Pete caught more fish than anyone I knew. He had the winters to practice his patience in an ice shanty. These get-aways were built of warped plywood, discarded shingles, and flapping tar paper and dotted the frozen pond like oversized outhouses. Big, white lettering proclaimed who each shanty belonged to – last name and town – as effective as NO GIRLS ALLOWED scrawled across a fort’s entrance. With propane heaters attached to each shanty like a suckling piglet and a case of beer snug inside, these enclaves were occupied all winter long. I pictured the men inside – their thoughts focused only on the hole between their unlaced boots, the thick green ice, the stagnant black water, and the hope of fish.
Sometimes we would hear reports of men who died alone, frozen in their tar-papered palaces.

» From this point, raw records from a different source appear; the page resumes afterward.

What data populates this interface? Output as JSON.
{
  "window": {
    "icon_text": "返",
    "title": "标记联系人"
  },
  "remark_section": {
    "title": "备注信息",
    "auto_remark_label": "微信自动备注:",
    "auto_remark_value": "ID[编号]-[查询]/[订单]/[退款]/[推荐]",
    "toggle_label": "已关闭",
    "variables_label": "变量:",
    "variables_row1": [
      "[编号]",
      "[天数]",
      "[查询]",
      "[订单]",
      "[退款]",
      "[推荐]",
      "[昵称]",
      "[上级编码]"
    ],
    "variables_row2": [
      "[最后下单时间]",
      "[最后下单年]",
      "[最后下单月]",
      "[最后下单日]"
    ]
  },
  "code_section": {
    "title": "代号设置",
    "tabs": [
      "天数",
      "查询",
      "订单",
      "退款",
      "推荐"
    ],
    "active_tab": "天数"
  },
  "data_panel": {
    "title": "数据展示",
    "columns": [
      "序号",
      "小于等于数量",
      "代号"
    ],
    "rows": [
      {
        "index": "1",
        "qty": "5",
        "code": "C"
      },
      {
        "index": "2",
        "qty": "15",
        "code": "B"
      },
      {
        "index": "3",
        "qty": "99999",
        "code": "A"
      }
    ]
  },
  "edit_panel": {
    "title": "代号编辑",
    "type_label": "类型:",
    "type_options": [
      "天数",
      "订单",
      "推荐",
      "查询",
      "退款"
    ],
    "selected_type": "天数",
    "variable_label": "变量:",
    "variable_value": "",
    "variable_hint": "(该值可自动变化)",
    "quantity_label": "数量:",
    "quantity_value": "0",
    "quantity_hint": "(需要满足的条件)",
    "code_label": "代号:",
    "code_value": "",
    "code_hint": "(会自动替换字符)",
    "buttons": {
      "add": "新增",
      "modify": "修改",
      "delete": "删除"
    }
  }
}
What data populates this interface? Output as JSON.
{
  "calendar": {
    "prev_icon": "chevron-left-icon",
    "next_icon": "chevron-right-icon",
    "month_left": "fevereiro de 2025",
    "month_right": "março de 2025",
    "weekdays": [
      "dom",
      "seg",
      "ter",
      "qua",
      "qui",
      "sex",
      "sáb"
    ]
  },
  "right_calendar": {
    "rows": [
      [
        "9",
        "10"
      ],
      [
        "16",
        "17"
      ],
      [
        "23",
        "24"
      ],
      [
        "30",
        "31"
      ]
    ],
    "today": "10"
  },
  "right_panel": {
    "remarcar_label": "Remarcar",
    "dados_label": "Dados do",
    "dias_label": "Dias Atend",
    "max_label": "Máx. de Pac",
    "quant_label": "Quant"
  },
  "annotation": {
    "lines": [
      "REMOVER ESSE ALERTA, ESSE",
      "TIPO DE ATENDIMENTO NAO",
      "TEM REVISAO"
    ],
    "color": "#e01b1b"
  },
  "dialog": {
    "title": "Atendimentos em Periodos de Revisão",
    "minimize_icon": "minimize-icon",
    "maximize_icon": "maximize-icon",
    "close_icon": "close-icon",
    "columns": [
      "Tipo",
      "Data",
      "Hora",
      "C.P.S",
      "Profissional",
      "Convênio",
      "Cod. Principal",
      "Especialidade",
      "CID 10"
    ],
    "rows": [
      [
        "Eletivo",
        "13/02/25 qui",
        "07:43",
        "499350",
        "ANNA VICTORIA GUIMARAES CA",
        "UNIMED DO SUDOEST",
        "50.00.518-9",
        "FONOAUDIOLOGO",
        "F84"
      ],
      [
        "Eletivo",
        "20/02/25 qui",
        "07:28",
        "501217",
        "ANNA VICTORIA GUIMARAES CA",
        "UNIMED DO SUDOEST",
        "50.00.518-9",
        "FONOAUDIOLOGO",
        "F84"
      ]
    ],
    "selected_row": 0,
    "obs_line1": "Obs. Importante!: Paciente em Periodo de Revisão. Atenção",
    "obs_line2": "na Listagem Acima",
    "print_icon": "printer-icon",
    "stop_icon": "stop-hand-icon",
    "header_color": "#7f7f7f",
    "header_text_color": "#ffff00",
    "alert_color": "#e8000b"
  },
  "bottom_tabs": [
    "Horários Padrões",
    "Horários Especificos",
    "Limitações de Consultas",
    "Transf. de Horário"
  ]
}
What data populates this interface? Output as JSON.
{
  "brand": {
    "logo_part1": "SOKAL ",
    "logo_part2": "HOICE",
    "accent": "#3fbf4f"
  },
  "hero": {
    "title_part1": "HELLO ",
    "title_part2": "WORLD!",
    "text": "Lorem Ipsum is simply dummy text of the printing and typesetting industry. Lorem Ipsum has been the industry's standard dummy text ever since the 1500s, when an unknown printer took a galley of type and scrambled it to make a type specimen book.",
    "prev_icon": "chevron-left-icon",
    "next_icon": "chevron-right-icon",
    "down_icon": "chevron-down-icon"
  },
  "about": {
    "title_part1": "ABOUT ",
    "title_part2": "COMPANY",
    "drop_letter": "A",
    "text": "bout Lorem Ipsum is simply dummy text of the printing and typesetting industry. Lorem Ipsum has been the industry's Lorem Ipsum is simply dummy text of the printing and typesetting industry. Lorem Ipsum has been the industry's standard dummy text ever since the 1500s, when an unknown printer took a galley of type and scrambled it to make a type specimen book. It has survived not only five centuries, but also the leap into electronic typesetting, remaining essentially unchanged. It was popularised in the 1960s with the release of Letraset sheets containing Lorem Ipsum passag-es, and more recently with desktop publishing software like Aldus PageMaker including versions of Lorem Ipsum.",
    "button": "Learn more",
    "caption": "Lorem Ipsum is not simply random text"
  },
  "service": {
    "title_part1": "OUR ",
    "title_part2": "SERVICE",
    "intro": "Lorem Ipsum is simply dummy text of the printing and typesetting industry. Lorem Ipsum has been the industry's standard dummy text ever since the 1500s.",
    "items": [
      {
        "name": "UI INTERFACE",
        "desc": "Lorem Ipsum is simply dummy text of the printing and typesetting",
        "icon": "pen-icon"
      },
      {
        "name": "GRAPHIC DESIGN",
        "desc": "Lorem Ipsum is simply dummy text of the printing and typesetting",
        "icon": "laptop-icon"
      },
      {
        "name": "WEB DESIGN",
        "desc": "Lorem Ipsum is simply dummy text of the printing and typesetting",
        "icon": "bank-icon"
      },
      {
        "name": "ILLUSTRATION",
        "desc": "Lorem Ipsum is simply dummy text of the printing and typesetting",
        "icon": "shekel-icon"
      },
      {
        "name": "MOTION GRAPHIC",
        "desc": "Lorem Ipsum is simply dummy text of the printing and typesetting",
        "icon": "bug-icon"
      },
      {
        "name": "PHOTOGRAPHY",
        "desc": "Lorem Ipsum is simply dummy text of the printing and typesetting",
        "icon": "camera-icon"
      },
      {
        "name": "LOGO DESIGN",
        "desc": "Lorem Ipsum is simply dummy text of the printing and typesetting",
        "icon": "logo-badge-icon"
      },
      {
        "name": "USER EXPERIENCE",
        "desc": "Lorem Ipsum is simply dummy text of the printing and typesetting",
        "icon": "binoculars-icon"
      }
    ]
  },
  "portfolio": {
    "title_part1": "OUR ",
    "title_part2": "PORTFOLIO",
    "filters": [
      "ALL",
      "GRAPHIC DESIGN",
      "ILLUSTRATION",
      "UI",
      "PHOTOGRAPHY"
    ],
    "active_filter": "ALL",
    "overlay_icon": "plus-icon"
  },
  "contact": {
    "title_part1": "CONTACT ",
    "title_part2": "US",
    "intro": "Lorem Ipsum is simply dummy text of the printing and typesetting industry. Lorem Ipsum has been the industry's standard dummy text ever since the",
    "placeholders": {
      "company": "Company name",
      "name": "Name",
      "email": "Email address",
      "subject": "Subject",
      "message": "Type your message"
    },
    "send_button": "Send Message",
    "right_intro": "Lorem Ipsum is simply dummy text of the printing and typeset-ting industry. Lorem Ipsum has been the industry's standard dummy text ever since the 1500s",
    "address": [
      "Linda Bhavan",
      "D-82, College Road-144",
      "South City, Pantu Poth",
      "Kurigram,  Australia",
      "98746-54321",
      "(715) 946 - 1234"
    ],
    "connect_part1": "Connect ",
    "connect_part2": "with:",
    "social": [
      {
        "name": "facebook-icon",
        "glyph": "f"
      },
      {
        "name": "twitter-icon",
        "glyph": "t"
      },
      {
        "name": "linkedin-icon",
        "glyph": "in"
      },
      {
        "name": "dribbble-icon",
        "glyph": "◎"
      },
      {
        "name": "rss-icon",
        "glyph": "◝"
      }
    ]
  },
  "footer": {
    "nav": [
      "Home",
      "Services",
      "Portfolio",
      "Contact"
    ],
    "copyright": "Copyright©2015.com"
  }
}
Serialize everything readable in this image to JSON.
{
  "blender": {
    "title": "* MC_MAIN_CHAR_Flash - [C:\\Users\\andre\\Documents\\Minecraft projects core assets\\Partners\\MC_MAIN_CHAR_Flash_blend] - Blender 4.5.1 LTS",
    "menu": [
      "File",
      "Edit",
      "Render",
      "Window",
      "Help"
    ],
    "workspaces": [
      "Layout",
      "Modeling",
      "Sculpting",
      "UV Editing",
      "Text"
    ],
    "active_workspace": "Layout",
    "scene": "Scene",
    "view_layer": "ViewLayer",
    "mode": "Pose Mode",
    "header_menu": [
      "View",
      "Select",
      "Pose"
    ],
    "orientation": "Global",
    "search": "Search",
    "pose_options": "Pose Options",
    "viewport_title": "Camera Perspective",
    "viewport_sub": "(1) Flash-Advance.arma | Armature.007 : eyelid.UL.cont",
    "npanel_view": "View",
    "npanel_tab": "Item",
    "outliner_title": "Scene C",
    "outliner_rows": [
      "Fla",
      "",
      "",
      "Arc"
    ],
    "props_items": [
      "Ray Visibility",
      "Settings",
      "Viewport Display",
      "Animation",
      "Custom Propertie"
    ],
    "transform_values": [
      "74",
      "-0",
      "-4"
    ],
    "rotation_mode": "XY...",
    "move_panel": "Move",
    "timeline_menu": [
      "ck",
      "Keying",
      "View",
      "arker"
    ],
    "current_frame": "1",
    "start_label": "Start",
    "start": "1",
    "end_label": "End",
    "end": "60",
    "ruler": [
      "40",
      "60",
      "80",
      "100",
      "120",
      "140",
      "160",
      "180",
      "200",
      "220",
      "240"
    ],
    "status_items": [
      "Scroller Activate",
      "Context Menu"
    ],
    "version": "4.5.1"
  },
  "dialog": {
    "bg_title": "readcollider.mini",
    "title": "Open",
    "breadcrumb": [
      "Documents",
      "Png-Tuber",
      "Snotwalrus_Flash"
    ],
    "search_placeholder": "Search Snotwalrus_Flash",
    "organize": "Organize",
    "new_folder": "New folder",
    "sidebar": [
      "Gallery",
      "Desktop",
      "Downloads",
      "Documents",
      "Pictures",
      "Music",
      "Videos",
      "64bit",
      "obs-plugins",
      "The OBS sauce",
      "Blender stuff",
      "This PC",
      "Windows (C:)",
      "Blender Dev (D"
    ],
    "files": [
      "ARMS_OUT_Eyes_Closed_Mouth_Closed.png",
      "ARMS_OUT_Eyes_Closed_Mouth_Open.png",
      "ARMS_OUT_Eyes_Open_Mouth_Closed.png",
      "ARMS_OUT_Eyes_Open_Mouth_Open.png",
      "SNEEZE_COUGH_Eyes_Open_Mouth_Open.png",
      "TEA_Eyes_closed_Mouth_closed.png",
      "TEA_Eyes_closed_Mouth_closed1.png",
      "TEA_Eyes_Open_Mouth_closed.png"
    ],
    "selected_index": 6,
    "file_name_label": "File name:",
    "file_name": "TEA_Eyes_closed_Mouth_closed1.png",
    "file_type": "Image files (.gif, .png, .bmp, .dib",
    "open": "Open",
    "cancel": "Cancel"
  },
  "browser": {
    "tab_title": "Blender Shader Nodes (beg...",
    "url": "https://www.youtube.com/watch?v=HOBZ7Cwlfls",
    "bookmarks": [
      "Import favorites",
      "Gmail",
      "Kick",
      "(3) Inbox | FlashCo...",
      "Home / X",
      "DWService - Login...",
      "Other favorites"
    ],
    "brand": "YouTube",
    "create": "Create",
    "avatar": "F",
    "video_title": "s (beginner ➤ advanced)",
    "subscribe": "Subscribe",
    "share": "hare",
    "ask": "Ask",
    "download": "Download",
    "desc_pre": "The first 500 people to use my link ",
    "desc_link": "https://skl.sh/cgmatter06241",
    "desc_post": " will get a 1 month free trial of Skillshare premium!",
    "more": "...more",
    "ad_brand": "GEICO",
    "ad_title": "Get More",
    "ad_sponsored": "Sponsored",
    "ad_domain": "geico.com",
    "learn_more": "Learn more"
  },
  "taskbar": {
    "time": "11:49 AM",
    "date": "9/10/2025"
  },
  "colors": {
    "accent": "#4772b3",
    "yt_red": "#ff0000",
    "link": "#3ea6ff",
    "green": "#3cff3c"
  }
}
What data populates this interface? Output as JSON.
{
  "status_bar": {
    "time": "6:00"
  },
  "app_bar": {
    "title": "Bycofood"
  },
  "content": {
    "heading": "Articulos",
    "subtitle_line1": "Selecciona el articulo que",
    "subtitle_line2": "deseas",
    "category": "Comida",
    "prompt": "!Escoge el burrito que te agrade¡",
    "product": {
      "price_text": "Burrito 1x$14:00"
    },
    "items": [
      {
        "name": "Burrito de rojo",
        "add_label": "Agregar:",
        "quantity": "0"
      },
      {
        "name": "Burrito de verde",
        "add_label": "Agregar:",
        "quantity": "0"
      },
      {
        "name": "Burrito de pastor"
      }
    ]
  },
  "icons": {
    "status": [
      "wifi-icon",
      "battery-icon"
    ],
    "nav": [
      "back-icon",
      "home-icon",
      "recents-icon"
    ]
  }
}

By the end of March, any shanties not hauled off the ice by snowmobile or a brave pick-up, fell in. Leaning gradually, almost secretively, like the moon waning or water receding, they would crack the ice open with their bulk. During the spring thaw, if we were there to witness, Kurt and I would make bets with polished Petoskey stones on which day we would wake up and find the shanties drowned. The fossil prints on each stone rose to the surface like released air bubbles from a lake bottom.